## ASSIGNED TASK
All lines from the entries below that contain the string "data" should be copied out.

## SUPPLIED MATERIAL
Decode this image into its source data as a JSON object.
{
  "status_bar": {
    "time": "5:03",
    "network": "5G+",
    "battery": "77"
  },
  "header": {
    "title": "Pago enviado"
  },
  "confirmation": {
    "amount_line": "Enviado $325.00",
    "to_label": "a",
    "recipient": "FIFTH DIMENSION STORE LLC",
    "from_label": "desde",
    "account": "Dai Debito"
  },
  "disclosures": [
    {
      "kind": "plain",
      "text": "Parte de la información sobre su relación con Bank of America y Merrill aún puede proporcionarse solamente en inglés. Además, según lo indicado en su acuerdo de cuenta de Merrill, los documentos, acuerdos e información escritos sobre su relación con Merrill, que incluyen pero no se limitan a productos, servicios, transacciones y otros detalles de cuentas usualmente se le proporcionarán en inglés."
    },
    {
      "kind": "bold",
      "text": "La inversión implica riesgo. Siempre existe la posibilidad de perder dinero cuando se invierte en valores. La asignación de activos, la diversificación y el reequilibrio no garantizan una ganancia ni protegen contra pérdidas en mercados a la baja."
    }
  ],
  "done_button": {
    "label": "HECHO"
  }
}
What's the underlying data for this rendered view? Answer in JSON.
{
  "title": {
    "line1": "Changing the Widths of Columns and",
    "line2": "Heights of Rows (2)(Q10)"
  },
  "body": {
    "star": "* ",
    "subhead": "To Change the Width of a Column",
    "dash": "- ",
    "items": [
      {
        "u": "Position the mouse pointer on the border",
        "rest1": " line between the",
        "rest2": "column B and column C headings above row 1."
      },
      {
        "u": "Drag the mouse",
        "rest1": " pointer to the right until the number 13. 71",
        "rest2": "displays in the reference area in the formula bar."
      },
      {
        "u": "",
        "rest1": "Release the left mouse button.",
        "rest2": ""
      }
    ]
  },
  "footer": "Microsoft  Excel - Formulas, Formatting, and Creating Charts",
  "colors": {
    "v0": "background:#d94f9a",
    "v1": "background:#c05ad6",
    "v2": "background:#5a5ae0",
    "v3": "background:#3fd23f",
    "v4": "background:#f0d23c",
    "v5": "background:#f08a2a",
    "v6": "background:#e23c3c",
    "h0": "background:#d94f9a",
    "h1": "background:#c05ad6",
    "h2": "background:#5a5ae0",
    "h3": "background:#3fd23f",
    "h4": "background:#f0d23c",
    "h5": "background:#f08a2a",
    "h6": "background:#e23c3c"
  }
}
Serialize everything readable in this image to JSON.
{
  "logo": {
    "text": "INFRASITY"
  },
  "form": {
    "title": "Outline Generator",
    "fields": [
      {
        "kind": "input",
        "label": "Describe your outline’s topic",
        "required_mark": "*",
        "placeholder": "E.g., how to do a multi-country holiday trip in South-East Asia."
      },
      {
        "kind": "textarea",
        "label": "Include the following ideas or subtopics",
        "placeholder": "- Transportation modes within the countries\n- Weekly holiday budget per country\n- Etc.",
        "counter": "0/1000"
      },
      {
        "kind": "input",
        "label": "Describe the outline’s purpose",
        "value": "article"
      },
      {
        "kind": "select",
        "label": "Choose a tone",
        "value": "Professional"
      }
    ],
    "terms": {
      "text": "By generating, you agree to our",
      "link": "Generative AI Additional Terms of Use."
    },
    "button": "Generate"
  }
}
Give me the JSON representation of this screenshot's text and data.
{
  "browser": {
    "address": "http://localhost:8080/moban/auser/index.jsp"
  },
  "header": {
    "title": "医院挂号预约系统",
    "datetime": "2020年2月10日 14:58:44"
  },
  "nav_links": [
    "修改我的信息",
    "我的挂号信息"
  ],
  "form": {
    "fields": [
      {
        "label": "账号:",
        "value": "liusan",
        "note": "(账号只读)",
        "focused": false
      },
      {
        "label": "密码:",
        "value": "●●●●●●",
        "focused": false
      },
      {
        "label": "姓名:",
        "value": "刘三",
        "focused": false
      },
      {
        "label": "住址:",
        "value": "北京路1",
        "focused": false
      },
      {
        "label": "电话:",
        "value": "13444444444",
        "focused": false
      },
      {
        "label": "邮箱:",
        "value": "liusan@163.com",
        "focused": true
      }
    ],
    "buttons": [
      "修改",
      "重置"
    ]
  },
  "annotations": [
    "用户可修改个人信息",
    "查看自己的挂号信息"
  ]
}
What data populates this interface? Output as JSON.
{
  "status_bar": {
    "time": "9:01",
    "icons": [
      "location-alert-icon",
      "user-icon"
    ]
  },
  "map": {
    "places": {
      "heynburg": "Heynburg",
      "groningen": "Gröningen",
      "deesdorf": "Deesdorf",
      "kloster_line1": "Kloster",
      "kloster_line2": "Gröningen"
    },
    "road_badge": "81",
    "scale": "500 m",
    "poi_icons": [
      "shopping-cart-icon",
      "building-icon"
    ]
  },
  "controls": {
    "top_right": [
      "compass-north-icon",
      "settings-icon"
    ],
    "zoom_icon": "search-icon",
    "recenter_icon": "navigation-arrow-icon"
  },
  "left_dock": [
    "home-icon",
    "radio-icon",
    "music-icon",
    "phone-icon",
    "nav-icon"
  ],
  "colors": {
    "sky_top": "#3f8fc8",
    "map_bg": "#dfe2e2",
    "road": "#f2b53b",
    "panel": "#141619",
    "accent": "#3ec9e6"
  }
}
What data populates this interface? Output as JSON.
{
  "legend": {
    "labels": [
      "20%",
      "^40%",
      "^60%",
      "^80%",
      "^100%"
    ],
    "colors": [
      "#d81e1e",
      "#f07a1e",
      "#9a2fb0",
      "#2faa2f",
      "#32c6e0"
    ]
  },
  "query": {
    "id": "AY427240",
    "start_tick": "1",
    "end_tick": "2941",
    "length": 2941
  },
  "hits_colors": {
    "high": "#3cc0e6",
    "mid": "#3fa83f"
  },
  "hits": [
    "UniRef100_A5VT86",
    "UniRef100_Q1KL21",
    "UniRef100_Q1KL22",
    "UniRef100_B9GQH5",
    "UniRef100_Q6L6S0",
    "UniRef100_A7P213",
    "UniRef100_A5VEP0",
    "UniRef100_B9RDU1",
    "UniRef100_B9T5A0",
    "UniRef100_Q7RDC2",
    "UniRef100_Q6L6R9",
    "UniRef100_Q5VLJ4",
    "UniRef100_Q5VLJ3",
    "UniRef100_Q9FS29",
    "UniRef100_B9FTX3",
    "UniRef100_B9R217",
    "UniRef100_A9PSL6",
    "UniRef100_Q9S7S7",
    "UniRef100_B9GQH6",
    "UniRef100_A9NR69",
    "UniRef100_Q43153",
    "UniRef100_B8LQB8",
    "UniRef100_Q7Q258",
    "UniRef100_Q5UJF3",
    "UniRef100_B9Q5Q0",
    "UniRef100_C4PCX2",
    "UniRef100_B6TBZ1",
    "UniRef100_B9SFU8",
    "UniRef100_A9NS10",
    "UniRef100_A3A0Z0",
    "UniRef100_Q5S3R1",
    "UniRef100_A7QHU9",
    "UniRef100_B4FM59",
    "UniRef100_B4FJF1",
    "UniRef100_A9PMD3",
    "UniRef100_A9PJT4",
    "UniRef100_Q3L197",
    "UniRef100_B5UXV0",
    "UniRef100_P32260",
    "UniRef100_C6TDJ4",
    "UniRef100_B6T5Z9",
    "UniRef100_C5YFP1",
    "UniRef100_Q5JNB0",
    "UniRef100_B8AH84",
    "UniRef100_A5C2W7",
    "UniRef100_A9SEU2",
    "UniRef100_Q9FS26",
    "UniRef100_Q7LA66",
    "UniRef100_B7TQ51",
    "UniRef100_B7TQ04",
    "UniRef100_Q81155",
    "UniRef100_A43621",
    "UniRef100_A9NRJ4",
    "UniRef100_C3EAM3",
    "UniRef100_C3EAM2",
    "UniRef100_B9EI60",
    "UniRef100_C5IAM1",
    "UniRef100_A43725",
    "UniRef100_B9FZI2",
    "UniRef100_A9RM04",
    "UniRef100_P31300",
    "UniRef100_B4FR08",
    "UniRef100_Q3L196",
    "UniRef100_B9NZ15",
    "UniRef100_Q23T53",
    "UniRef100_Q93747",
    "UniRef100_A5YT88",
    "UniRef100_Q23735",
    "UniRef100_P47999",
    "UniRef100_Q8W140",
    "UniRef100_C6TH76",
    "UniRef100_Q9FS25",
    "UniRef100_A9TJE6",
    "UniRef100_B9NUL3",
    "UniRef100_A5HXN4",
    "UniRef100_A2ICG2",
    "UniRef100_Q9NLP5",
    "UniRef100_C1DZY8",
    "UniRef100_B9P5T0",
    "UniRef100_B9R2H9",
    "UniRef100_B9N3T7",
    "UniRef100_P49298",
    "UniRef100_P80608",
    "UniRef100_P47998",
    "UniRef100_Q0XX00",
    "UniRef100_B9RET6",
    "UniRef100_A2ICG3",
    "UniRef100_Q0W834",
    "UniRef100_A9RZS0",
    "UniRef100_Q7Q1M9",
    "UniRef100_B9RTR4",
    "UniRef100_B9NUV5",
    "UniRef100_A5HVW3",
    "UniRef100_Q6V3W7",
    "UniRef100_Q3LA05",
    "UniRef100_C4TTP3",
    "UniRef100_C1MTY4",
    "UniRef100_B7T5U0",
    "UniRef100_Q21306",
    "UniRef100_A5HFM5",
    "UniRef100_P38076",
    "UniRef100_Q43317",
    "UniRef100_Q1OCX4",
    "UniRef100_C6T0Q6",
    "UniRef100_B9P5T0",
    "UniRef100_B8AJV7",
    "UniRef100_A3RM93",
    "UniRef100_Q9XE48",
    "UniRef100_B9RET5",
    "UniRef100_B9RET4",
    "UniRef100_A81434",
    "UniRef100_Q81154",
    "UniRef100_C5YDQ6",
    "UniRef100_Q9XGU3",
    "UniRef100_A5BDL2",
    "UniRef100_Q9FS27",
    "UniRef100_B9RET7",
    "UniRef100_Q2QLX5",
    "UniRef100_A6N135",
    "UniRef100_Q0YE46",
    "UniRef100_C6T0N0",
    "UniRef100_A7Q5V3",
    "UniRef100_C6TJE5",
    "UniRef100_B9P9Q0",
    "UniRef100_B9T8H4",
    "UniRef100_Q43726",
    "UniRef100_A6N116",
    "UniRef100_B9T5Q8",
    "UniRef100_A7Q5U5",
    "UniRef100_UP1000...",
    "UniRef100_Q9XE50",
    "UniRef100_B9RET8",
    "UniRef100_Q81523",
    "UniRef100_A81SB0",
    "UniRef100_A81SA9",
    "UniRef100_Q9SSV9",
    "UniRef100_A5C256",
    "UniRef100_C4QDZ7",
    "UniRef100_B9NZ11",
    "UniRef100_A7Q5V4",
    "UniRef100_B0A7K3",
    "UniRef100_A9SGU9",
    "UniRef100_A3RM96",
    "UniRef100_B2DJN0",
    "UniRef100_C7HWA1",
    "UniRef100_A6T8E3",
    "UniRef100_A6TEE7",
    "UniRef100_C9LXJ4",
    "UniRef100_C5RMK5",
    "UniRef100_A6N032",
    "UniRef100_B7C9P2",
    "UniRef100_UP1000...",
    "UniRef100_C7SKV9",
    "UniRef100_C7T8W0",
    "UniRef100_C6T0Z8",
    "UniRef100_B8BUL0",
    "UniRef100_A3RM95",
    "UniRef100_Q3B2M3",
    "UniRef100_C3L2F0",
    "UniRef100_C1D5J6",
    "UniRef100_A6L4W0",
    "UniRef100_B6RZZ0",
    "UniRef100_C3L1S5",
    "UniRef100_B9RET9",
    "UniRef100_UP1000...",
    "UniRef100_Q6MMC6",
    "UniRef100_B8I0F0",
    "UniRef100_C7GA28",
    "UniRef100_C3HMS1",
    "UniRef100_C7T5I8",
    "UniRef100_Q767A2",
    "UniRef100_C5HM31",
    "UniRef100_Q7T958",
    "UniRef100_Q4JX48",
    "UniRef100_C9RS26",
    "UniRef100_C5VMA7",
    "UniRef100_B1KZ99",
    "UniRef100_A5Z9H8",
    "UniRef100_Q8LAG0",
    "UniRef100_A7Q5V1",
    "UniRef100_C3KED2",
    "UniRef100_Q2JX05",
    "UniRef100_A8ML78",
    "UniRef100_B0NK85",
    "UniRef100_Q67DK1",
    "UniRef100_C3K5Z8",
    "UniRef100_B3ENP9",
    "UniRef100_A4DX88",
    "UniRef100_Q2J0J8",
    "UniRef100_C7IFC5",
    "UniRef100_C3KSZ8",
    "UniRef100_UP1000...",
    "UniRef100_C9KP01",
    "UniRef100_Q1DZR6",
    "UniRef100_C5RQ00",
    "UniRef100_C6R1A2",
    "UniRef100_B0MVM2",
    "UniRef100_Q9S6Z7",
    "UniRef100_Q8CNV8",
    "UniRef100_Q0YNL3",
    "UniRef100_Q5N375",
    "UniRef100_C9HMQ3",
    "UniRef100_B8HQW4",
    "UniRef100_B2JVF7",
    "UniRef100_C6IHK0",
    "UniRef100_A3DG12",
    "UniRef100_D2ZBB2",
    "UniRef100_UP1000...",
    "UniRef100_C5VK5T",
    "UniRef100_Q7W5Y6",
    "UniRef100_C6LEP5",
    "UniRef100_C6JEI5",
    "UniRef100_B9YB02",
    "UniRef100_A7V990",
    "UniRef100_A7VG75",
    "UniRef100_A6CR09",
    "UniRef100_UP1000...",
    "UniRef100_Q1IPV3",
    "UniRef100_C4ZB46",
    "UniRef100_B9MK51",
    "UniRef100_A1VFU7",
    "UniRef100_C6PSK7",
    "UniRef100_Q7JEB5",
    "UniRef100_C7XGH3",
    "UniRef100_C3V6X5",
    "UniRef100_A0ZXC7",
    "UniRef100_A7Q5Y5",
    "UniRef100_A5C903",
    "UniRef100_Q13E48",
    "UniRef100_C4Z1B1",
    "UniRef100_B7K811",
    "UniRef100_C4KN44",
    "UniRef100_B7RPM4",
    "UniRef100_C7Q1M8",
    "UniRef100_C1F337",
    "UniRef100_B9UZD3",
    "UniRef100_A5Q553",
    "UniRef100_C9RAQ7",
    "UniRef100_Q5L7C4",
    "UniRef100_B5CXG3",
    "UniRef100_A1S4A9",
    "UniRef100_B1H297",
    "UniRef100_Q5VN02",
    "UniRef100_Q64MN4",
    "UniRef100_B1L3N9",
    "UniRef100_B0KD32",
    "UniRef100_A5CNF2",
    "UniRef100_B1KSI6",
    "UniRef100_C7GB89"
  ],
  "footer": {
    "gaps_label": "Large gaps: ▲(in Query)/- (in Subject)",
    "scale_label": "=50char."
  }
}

## SOLUTION
Decode this image into its source data as a JSON object.
What's the underlying data for this rendered view? Answer in JSON.
Give me the JSON representation of this screenshot's text and data.
What data populates this interface? Output as JSON.
What data populates this interface? Output as JSON.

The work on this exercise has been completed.